The days following, a new wave of emotions came pouring in.  I felt that I had failed myself. I felt a sense of guilt and an overwhelming disconnect from my own body. My collective lab work indicated the autoimmune process likely began years and years ago. How did I not notice any of the signs and symptoms? I stopped to reflect on how I actually felt over the years. My mood swings, listlessness, and uncharacteristic bouts of anxiety, I always brushed off as stress. I blamed my inability to control my weight with simply not being disciplined enough with my diet or exercise. My freezing extremities and annoying intolerance to the cold, I attributed to being female. My history plummeting energy levels and intense fatigue I thought were normal for any full-time college student, part-time employee, and periodic social butterfly. This was the moment that everything clicked for me; my symptoms were anything but normal and far from healthy.

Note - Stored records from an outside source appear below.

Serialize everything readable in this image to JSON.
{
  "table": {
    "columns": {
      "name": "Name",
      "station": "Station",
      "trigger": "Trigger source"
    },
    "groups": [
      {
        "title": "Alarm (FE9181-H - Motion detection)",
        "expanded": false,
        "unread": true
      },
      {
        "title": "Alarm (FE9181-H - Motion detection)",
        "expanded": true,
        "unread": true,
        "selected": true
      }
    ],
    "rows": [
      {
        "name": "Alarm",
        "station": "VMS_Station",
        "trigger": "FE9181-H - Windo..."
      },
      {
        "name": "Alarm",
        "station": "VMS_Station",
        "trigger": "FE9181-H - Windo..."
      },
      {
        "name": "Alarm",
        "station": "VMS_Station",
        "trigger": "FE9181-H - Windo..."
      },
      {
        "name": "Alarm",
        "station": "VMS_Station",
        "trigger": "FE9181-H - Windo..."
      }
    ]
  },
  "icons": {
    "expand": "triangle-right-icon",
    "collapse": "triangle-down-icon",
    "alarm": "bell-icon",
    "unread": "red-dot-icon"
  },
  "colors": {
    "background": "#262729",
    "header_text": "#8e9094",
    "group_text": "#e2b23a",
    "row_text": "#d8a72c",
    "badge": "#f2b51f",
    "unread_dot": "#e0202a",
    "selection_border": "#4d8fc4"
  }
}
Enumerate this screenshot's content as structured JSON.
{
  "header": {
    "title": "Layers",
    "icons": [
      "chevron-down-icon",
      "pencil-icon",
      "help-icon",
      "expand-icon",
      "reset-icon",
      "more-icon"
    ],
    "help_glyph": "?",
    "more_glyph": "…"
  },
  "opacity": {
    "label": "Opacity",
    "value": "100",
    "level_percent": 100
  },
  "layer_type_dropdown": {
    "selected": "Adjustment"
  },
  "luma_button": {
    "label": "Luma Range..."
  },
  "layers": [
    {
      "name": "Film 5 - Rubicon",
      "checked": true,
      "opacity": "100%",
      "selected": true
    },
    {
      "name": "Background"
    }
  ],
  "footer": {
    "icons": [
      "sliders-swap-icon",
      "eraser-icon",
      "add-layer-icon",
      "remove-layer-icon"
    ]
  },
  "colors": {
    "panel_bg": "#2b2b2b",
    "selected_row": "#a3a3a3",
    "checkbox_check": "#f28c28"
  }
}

The realization of my past symptoms was a reminder of just how diminished our society’s baseline of health currently is. Sadly, it is so common to be exhausted, stressed, unhappy, overweight, and constantly sick that we have come to believe it’s normal. I am here to tell you that just because something is common does not mean it is normal. We should refuse to accept our “normal” state of health.  At the same time, we cannot fully blame ourselves, many of us are complacent with the way we feel (including myself) because we have never truly experienced optimal health.  My diagnosis was a reality check and showed me I had been settling for sub-par health for years.

I was determined to not let these discouraging thoughts and emotions paralyze me.  The plot-twist in my health narrative propelled me deep into the research, which ultimately enriched my understanding of both thyroid and autoimmune conditions. I immersed myself in relevant and reputable books, research articles, podcasts, and science-based literature. Ultimately, I knew no matter what the cause, I was the only person responsible for my future health and well-being. The following months, I educated myself on how to balance my immune system and support my thyroid through healing my gut, addressing nutrient deficiencies, managing stress, implementing proper exercise, enhancing my sleep, identifying environmental toxins, and so on and so on. Initially these changes were hard, but I soon began to enjoy the process of knowing and healing my body. What excited me even more was knowing my newfound knowledge and experiences would benefit my clients too.

My diagnosis was hard to swallow, but undoubtedly a blessing in disguise. Many may be horrified that I labeled an autoimmune disease a blessing, but I would not be the practitioner I am today without it. Hashimoto’s Thyroiditis does not define me of course, but it did force me to grow into the person I am today.  Not only have I learned how to care for my body, but I can effectively guide my clients in caring for their own. I appreciate every day for what it is and view any challenge as something I can overcome. I am also more aware and grateful for the health I do possess. Yes, there are days that are more challenging than others, but by no means do I let that prevent me from loving and living my life to its fullest. If there is anything I want others to learn from my story, it is this – you are the author of your own life and well-being. You have much more control than you believe when it comes to the healing process and enjoyment you experience daily.  Focus on the power you do possess and create a life you love. If I can do that, I promise you can too.

Don’t let anything or anyone stop you, especially yourself.



If my story resonates with you, please share with me. I would love to know your unique story and the insights you’ve gathered along the way. Feel free to comment below or send me a private email.

If you are struggling with an autoimmune condition or chronic illness yourself, know you are not alone! If you are seeking professional help to begin healing your body, it would be my pleasure to work with you. Don’t hesitate to contact me and start bettering your life today.